The not-so-minor details
Giant Trance Advanced Pro 29er 0
Brilliant trail bike.
Smooth and comfortable.
Steers singletrack with ease.
Yet to get comfortable with fork and shock settings.
Giant nailed it with the new Trance 29er; it is an impressive revamp to their trail bike line-up that was begging for a 29er. With a stout 115mm of travel out the back, 130mm up front and a nice relaxed shape it’s going to be very popular.
Let’s talk about our new Trance test bike!
We frothed pretty hard over the Trance 1, the $5499 version from the same platform, it was a bike we felt challenged the need for a carbon frame at that price point to the sacrifice of key spec areas. Check out that in-depth review here: Giant Trance 29er 1 review.
Long-Term test and cross country race conversions.
When the opportunity came to use the top-shelf model as a long-term test bike we accepted, we have loads of new kit coming our way that needs a home; we’re talking about Shimano 12 speed XTR… Wait, what!? Yes, we secured a complete M9100 XTR groupset, and we’re so excited to fit it and get it out there.
We also have SRAM Eagle AXS coming to Flow HQ… Yes, it’s super exciting, this stuff looks magical, so stay tuned!
We also want to use the Trance in a race. Which might not sound too crazy, but we aim to tweak and modify it to bring it closer in performance and feel to the Anthem 29 without too much fuss, we’re talking about cockpit setup, tyre choice, suspension setup.
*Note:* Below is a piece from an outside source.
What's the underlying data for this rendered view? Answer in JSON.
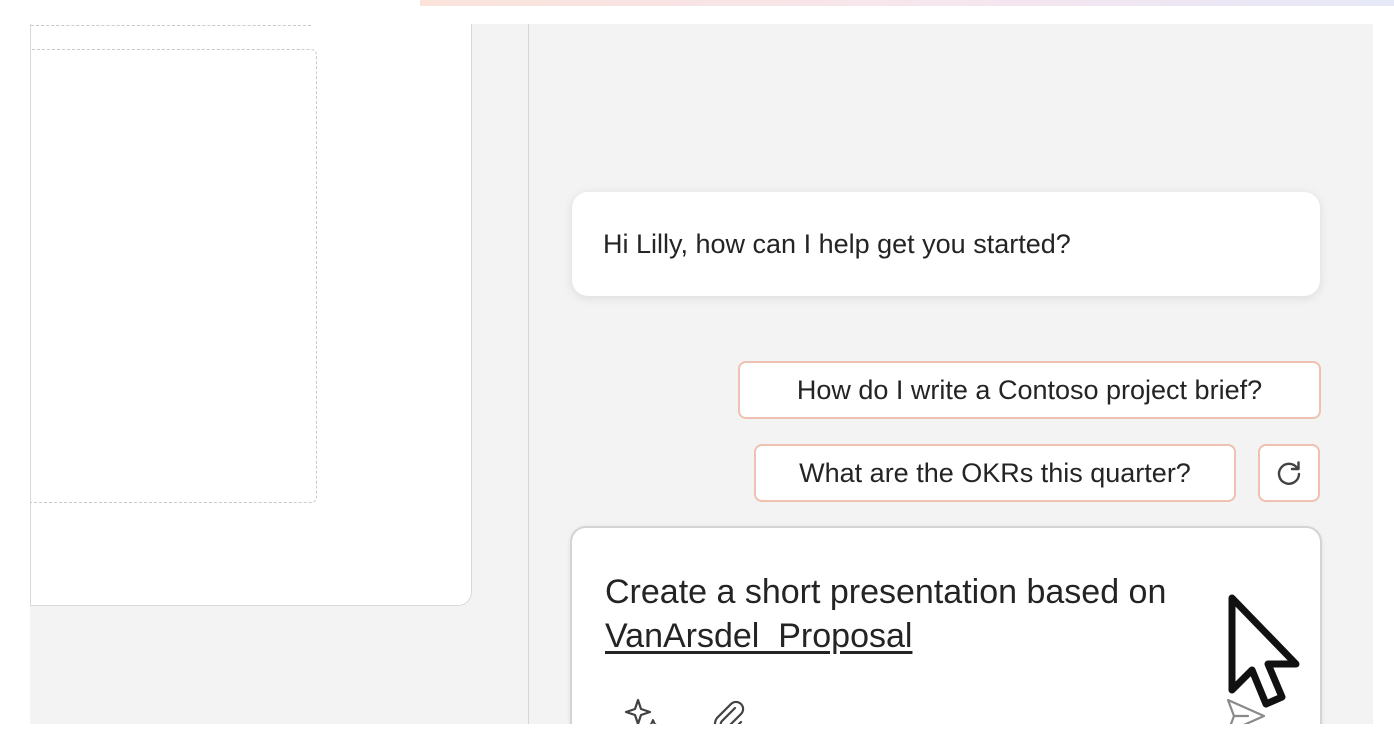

You can bet there are many people out there who own a trail bike and may enter a race a couple of times a year, so they wouldn’t necessarily need a full-blown race rig.
DVO, a smaller suspension brand specced on a Giant, interesting!
The DVO Suspension has our attention, with minimal experience with their gear over the last few years we’re eager to see how it stacks up against the main guys FOX and RockShox. So far we’re a little puzzled with the fork, exacerbated by the fact we spent a couple early rides turning the slow speed compression dial the wrong way, not exactly their fault, we should have looked closer.
We set the pressures and sag to their recommended base-settings listed on the DVO website, and by the looks of it, we might need to get in touch with the Australian DVO crew if we need additional tuning done to the rear shock. As it is now, the suspension feels beautiful and composed, but the middle compression mode in the Topaz shock feels quite light, we’ll delve a little deeper for our next update.
That’s it for now, keep an eye out for future updates, next time this bike appears it might be vastly different!